All DUI convictions in Arizona require an ignition interlock device. Practically speaking, this means that a person will be forced to “blow” into the device to show there is no alcohol in his or her system every time he or she starts a car, and approximately every 15 to 30 minutes while the vehicle is operating.
There are also several Arizona statutes relating to the interlock device once it has been installed in a vehicle. Failure to comply with these laws can result in either: (1) an extended interlock period; and/or (2) a driver’s license suspension. Below is a summary of the requirements that apply to a person who has already had an interlock device installed.
First, there are several reporting requirements for those required to have an interlock device.

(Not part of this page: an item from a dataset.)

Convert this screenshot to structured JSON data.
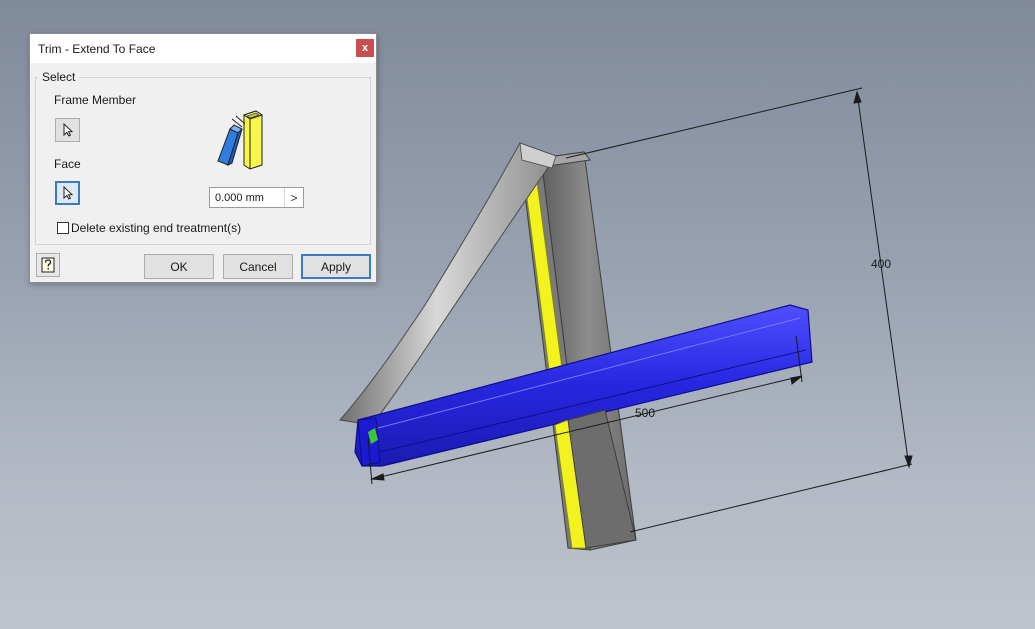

The Motor Vehicle Division’s website mandates that:
Once installed in your vehicle, the CIID [Certified Ignition Interlock Device] must be calibrated and inspected by a certified installer every 30 days for the first three months and then every other month for the duration of installation requirement. The inspections make sure the device is working properly and detect any issues of non-compliance…
Moreover, under § 28-1461, a person must provide proof of compliance with an ignition interlock device to the department at least every 90 days. If a person fails to submit proof of compliance, the person’s license will be suspended indefinitely until he or she proves compliance with the guidelines. See A.R.S. § 28-1463. Most people rely on the interlock company to comply with these requirements. I strongly recommend that a person audit the interlock company to make sure they have complied with the mandatory reporting requirements. If the company fails to appropriately comply with the reporting requirements, the person will face the prescribed penalties.

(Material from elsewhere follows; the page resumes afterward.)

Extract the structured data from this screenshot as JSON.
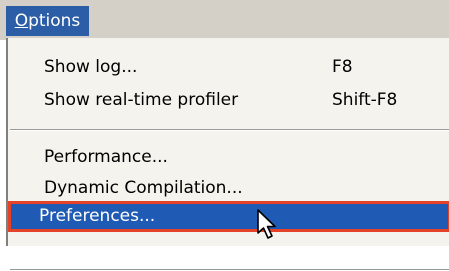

Second, the interlock device must be installed by an authorized installer. This issue usually arises for non-Arizona residents. For example, a Massachusetts resident visits Arizona and receives a DUI conviction. He returns to his home in Massachusetts and gets an interlock device installed in Massachusetts. To comply with Arizona law the person should confirm the company is authorized by Arizona’s Motor Vehicle Division (there are national companies authorized out of Arizona.) Simply getting the device installed by a non-authorized company may not comply with the Arizona requirements.
Third, the person must have an interlock device in any vehicle he or she drives. For example, if a person owns two vehicles, that person cannot simply drive the car that does not have the interlock. The person should view the interlock requirement as a restriction of his or her entire driving privileges. Thus, the device must be in any vehicle they drive.
Renting A Vehicle
Fourth, there is also a restriction from providing a person with a interlock requirement a vehicle. Arizona law provides:
Except in cases of a substantial emergency, a person shall not knowingly rent, lease or lend a motor vehicle to a person whose driving privilege is limited pursuant to section 28-1381, 28-1382, 28-1383 or 28-3319 unless the motor vehicle is equipped with a functioning certified ignition interlock device…
On the other hand, a person with the interlock requirement: “who rents, leases or borrows a motor vehicle from another person shall notify the person who rents, leases or lends the motor vehicle to the person that the person has specific requirements for the operation of the motor vehicle and the nature of the requirements.” Consequently, attempting to rent a car without the device will not satisfy Arizona law.
In the final analysis, the post-installation interlock requirements are numerous. The penalties for non-compliance are harsh. Therefore, if a person is required to install the device, he or she must become familiar with all terms of compliance, or the restriction may go well beyond the initial one-year term.